*Your instructions*:
Looking at the data below, how many lines include the word "this"? Respond with the number only.

*Given records*:
------------------------

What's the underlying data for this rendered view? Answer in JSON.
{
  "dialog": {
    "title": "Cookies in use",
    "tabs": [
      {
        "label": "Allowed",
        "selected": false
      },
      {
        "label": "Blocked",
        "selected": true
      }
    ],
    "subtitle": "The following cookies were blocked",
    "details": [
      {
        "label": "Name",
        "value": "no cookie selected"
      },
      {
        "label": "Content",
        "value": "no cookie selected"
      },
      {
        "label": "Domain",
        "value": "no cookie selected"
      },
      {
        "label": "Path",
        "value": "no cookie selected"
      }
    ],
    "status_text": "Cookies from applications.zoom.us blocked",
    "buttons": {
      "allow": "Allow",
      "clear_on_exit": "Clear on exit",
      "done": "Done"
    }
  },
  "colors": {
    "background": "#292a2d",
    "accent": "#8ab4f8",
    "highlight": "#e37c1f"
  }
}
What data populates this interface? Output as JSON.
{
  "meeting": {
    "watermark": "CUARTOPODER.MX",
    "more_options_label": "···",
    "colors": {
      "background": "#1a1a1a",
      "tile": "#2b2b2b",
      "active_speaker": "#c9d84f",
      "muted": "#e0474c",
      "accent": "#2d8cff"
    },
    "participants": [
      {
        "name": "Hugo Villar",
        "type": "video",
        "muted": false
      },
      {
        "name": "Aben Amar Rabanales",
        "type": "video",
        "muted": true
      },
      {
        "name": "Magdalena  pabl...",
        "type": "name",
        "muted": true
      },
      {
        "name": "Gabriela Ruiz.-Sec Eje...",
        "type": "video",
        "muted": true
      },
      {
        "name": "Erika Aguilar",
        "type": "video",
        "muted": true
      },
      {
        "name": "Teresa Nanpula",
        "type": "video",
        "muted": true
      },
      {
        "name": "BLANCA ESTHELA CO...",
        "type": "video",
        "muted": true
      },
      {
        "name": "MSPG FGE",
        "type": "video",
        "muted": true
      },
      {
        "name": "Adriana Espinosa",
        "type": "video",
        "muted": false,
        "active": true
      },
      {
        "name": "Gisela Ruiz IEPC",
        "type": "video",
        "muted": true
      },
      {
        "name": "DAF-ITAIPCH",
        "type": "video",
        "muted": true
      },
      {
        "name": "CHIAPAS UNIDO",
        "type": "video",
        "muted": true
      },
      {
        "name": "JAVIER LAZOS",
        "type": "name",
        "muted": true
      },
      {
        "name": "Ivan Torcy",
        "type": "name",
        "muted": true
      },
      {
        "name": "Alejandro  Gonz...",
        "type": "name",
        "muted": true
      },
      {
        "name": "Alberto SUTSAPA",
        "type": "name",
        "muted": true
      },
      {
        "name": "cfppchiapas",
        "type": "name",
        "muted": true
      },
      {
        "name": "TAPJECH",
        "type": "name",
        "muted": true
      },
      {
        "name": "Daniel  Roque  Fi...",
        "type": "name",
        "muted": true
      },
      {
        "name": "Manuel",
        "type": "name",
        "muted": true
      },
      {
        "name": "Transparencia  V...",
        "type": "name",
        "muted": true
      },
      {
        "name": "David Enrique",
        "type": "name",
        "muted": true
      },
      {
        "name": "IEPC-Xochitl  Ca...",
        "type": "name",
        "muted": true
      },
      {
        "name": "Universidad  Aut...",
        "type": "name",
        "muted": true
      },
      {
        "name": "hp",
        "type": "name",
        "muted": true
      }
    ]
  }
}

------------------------

*Answer to the exercise*:
2